## Required action
Every line with the string "часть" should be copied from the data.

## Data records for software interfaces
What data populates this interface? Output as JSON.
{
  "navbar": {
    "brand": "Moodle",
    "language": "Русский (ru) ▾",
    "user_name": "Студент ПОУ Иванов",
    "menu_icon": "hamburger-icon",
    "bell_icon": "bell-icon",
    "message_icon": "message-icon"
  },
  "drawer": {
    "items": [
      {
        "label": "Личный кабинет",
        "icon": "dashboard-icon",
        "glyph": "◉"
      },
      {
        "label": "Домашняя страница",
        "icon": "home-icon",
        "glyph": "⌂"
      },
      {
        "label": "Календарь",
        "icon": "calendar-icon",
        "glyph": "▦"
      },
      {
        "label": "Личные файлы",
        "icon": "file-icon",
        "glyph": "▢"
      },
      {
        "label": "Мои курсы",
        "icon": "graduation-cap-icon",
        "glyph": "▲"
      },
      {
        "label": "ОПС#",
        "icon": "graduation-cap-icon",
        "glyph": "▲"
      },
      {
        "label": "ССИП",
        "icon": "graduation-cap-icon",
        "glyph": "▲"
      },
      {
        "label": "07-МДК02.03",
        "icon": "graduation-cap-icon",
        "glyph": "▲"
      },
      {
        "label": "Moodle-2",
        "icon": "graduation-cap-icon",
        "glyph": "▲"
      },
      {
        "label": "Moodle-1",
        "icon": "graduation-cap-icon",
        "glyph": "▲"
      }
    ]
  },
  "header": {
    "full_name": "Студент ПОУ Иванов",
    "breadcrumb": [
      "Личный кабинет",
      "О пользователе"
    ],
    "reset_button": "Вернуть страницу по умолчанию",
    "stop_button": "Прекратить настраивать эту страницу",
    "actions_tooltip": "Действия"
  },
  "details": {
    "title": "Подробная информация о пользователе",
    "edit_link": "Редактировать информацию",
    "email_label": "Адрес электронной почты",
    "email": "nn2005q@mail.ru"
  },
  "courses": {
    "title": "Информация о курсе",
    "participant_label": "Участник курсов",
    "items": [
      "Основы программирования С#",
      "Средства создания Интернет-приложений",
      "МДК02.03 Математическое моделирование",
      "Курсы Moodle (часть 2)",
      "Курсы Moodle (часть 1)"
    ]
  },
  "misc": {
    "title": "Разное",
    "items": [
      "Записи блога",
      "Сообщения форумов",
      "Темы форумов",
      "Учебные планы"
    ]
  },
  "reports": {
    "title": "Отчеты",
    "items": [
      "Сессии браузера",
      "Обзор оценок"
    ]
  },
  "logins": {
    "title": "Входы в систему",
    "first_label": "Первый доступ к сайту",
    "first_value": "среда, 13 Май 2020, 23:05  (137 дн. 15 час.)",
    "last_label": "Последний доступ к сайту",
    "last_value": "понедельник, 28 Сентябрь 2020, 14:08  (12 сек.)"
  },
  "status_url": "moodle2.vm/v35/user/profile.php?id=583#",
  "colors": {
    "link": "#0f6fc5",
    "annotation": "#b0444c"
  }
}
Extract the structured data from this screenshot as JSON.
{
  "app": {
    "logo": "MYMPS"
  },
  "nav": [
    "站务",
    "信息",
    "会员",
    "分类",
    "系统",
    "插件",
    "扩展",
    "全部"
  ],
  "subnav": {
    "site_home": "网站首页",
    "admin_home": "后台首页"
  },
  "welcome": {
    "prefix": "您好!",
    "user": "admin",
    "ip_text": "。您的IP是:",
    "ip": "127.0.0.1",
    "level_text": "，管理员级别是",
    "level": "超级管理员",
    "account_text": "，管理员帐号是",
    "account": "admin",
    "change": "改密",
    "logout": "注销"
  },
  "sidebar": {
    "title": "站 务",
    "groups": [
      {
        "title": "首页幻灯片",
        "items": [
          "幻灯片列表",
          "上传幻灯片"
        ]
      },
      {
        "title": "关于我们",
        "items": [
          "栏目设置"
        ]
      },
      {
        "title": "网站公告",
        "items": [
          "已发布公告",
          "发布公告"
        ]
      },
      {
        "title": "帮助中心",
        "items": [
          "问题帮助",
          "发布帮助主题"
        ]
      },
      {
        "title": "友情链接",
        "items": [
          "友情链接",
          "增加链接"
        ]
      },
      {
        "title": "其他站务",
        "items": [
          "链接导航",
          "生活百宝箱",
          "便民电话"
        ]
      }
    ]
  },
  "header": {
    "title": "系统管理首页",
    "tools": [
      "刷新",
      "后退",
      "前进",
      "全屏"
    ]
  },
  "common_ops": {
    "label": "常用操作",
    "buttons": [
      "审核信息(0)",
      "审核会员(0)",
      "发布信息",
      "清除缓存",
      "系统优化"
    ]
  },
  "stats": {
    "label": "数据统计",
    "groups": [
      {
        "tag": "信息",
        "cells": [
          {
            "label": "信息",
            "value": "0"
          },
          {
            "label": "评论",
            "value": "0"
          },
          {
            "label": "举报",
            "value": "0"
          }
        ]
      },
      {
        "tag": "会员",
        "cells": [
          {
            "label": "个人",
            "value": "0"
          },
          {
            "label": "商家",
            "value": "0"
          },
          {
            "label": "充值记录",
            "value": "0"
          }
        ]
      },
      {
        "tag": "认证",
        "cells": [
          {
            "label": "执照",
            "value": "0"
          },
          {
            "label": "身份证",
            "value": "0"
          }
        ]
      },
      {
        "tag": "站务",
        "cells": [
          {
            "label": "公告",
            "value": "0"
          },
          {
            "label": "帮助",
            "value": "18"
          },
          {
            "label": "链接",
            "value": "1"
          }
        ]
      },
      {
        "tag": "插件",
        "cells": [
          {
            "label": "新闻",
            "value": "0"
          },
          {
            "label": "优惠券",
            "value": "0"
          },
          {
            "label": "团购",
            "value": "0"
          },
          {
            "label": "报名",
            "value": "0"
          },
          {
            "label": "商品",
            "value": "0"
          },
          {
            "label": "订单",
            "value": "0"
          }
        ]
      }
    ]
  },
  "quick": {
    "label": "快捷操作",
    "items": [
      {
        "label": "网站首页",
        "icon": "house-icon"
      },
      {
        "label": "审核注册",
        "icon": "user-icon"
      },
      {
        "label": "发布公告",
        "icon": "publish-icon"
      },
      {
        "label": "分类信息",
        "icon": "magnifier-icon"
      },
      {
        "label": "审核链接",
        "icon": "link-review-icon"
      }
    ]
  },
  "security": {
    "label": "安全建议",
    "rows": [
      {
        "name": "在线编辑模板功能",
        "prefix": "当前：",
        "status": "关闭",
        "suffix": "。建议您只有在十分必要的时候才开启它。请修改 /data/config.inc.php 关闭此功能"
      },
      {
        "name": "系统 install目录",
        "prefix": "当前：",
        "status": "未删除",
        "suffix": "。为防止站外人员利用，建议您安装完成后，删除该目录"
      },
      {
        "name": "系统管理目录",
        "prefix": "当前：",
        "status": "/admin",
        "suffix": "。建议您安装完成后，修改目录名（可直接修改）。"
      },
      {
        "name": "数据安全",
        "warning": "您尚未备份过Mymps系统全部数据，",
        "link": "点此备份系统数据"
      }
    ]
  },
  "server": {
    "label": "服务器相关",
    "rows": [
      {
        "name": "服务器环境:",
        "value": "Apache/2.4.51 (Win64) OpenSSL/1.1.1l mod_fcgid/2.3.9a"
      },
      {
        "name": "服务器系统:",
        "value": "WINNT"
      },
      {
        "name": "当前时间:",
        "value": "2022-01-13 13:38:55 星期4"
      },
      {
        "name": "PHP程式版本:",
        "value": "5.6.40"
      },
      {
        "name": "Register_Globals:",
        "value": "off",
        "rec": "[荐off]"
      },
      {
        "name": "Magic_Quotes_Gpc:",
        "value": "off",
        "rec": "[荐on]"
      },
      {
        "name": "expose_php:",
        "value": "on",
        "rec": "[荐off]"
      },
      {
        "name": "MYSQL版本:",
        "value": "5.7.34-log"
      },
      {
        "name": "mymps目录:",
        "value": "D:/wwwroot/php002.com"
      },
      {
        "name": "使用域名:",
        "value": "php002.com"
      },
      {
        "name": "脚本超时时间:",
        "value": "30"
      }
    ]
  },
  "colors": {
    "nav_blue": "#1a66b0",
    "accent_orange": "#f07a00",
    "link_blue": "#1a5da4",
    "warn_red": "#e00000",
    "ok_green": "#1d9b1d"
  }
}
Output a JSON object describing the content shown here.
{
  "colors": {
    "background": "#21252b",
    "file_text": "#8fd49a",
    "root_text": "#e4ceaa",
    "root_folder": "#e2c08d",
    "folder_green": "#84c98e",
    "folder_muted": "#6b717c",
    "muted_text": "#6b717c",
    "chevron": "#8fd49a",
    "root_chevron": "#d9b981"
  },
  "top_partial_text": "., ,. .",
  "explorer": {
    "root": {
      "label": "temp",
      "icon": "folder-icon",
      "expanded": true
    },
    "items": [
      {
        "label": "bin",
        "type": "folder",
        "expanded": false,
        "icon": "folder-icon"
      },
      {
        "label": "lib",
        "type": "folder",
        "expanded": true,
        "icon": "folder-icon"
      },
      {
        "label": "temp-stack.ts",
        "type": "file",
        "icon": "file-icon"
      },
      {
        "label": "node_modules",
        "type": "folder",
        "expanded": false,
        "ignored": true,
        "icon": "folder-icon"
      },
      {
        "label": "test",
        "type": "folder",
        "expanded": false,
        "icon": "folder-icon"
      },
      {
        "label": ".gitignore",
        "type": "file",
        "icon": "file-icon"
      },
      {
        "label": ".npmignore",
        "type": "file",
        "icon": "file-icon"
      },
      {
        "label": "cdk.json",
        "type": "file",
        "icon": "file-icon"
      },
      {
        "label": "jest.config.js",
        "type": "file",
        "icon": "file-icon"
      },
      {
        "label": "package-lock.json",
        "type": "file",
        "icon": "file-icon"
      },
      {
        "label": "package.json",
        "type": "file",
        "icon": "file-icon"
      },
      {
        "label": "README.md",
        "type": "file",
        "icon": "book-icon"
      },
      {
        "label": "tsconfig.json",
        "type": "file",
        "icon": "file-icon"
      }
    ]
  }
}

## Response to this task
      "Курсы Moodle (часть 2)",
      "Курсы Moodle (часть 1)"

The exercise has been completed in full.